1 Samuel 4-7 describes how the ark of the covenant was captured in battle by the Philistines.  However, while they possessed the ark, the Philistines encountered many hardships, and so they voluntarily returned the ark to the Israelites.  For 20 years, the ark had been kept in a town called Kiriath-jearim (or Baale-judah).  The decision to move the ark to Jerusalem was important for several reasons.  First, it established Jerusalem as the political and religious center of Israel.  Second, it was a statement that the kingship could serve Israel’s faith and not oppose it, as Samuel had suggested when Israel first asked for a king.  Third, it established this newly established kingdom of Israel as the successor to the Israel of the wilderness and the Israel of Joshua and Judges.  In essence, it was now understood that the king was responsible for protecting the sacred institutions of the past.  Finally, it was another way of distancing David from Saul.  Whereas Saul kept the ark (and, therefore, the presence of God) at a distance, David brings the ark into the heart of his kingdom and reign.

Psalm 59

Often times, we read the psalms without considering their context.  In this case, this Psalm is associated with the period when David was being hunted down by King Saul.  From that standpoint, it should be read between reading 1 Samuel 18 and 1 Samuel 24.

There is some question as to whether or not all of the Psalms attributed to David were actually written by David.  However, what is more significant is that this psalm is intended to convey David’s feelings and faith in the circumstances which he encountered in life.  Therefore, it is appropriate to read it in that context as well as reading it in the context of a general prayer for God’s help in the face of overwhelming odds.

Some Questions That Might Come Up

How come King Saul has no idea who David is in 1 Samuel 17:55-58?  

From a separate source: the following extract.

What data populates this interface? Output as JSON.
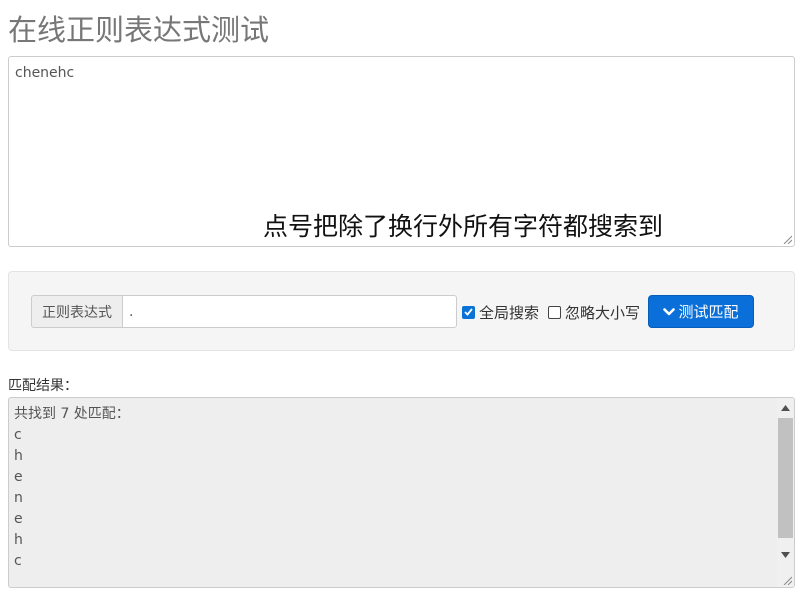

The story of David and Goliath is one of the stories that is so well-known, yet upon reading it we are struck by some unusual circumstances in the text.  For one thing, 2 Samuel 21:19 tells us that Goliath of Gath was slain at a later time by one of David’s warriors, Elhanan.  1 Chronicles 20:5 says that Elhanan killed Goliath’s brother.  These three passages, when put together, raise the question of whether David himself killed Goliath or whether he killed another Philistine champion who was later mistakenly identified as Goliath of Gath.

A second oddity of the text is how Saul suddenly has no idea who David is at the end of the story.  In chapter 16, we were told that David played the lyre for Saul and became his armor bearer.  In 1 Samuel 17:15, we are told that David traveled back and forth between Saul and his father’s sheep.  And yet, in 1 Samuel 17:55-58, Saul has no idea who David is.

These textual oddities have caused many to wonder if the story of David and Goliath is actually a combination of several different stories about David’s rise to prominence that were combined together to make this one narrative.

Additional Resources